A Palestinian teenager has died of his wounds after the Israeli military shot him in the head at a rally in Gaza on Friday, further increasing the death toll as families mourned their lost ones at funerals in the enclave.
Azzam Oweida, 15, was shot during a rally in southern Gaza, the enclave’s health ministry confirmed. Hundreds gathered at his family home in the southern town of Khan Younis to attend his funeral and pay their respects.
Mourners carried his body, wrapped in a Palestinian flag, to a nearby mosque for prayers before burial. "My son is a martyr and I am very proud of him," said his father, Helal Oweida.
Mr Oweida is the fourth Palestinian to die as a result of Israeli shootings across the Gaza border on Friday as Palestinians engaged in the fifth round of weekly rallies in the build-up to the Nakba Day, the commemoration of the day the Palestinians believe to be their day of “catastrophe”.
His death came after Zeid Ra’ad Al Hussein, the United Nations high commissioner for human rights, had called for restraint from Israel.
Mr Oweida is the fifth child to be killed by Israel since the end of March. Three of them have been killed by a bullet to the head or neck.
A total of 42 Palestinians have been killed and more than 1,500 wounded in the rallies that began with what was known locally as the Great March of Return on March 30. Those protests call for the right of return for refugees to what is now Israeli territory after the country’s creation in 1948.
Israel’s military said that thousands had engaged in “riots” at the shared Israel-Gaza border on Friday and had used “riot dispersal means”. It also said it stopped an attempted infiltration into Israeli territory by Palestinian protesters. But rights groups and international organisations have condemned what they say is indiscriminate fire at unarmed protesters.
Some of the protesters have burnt tyres, while others have thrown rocks and flown kits dangling objects to target the Israeli forces stationed on the border. Israel has suffered no casualties in the five rounds of protest.
Israel accuses Hamas, the Palestinian militant group that oversees the enclave, of instigating the protests and says militants are using civilians as human shields. It holds the group responsible for any violent action that emanates from the coastal strip.
Both the European Union and the United Nations Secretary-General have called for an investigation into the killings. The UN envoy for the conflict warned on Thursday that Gaza could explode at any moment because of rising tensions over the rallies and the shootings.

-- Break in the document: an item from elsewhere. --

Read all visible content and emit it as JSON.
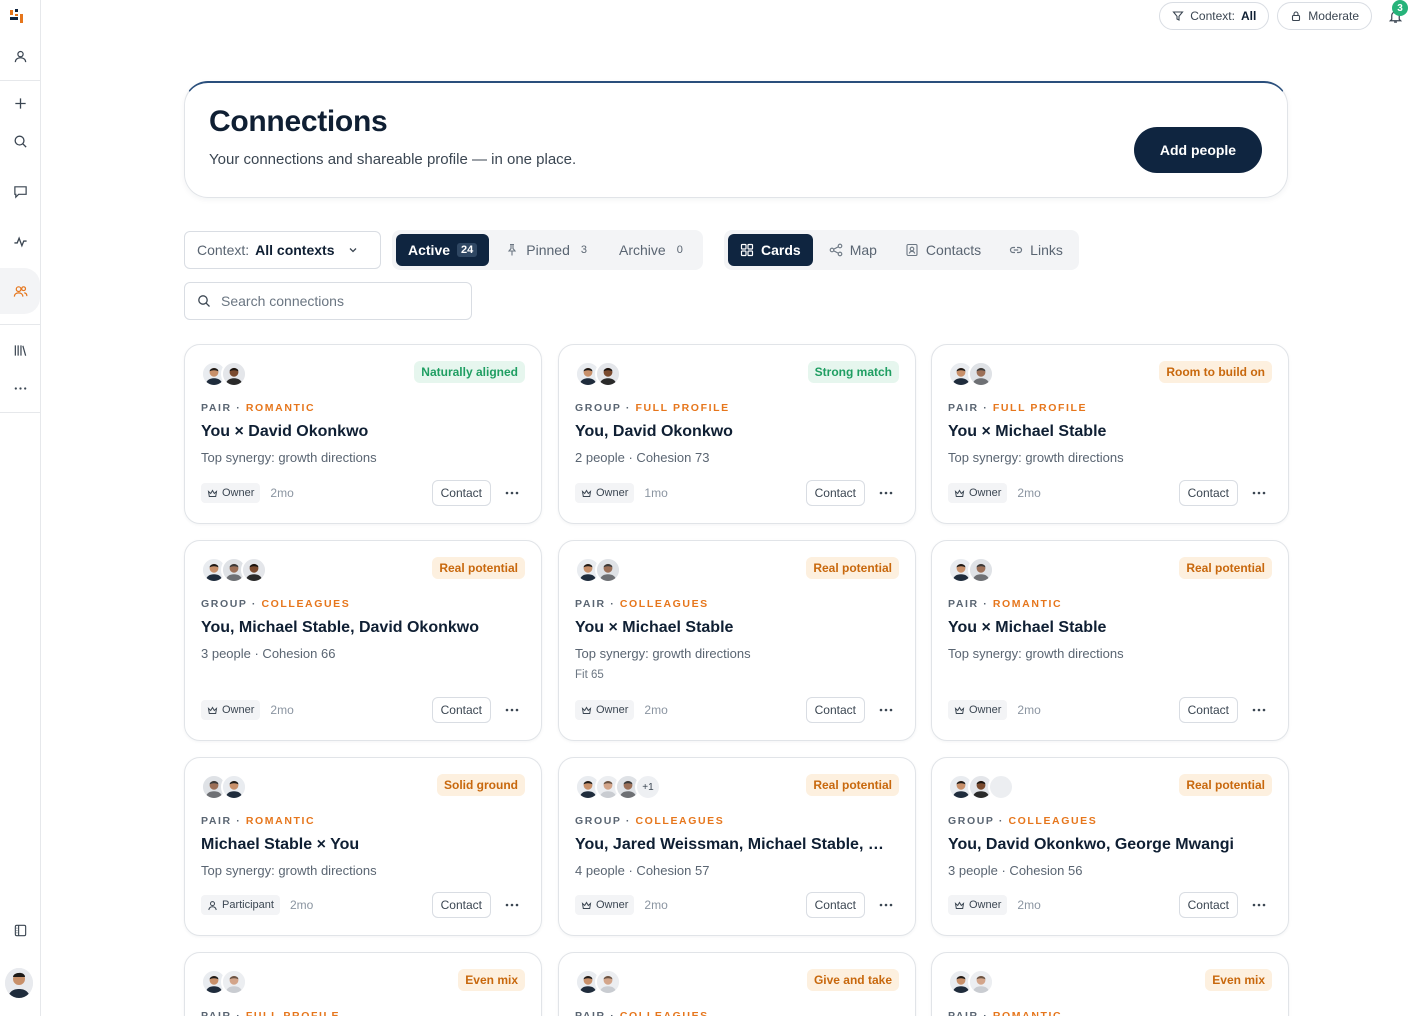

“Old wounds continue to bleed and deepen as we speak, risking the outbreak of another war,” Nikolay Mladenov, the UN Special Coordinator for the Middle East Peace Process, told the UN Security Council. He called Gaza “a powder keg” that needs to be stopped from being ignited by changing the security and economic situation in the territory.
“People should not be destined to spend their lives surrounded by borders they are forbidden to cross, or waters they are forbidden to navigate”, he said. “They should not be destined to live under the control of Hamas, which invests in militant activities at the expense of the population”.
Hamas has fought three wars with Israel since 2008. The most recent, a seven-week summer conflict in 2014, resulted in the deaths of more than 2,200 Palestinians, according to UN figures.
More than two million Palestinians live in the narrow coastal territory. Israel withdrew its troops and settlers from Gaza in 2005 but it maintains restrictive control of its land and sea borders. Egypt also restricts movement in and out of Gaza on its border.
Egypt opened the Rafah border crossing in Gaza on Saturday for three days to allow medical patients in and out.
The Palestinians are seeking an independent, sovereign state that includes Gaza and the West Bank, with East Jerusalem as its capital. But their prospects appear more distant than ever.
US President Donald Trump has angered the Palestinians and its friends in the Arab world by announcing that he will relocate the US embassy in Tel Aviv to Jerusalem next month to coincide with the 70th anniversary of Israel’s creation as a state. That move was subsequently labelled a provocation because it falls on the same date as Nakba Day.
"They deliberately chose a tragic day in Palestinian history, the Nakba, as an act of gratuitous cruelty adding insult to injury," tweeted a livid senior Palestinian official, Hanan Ashrawi, at the time.
As Trump appears to be become more aligned with Israel’s positions in the eyes of the Palestinians as every day of his administration passes, they may now need the international community more than ever.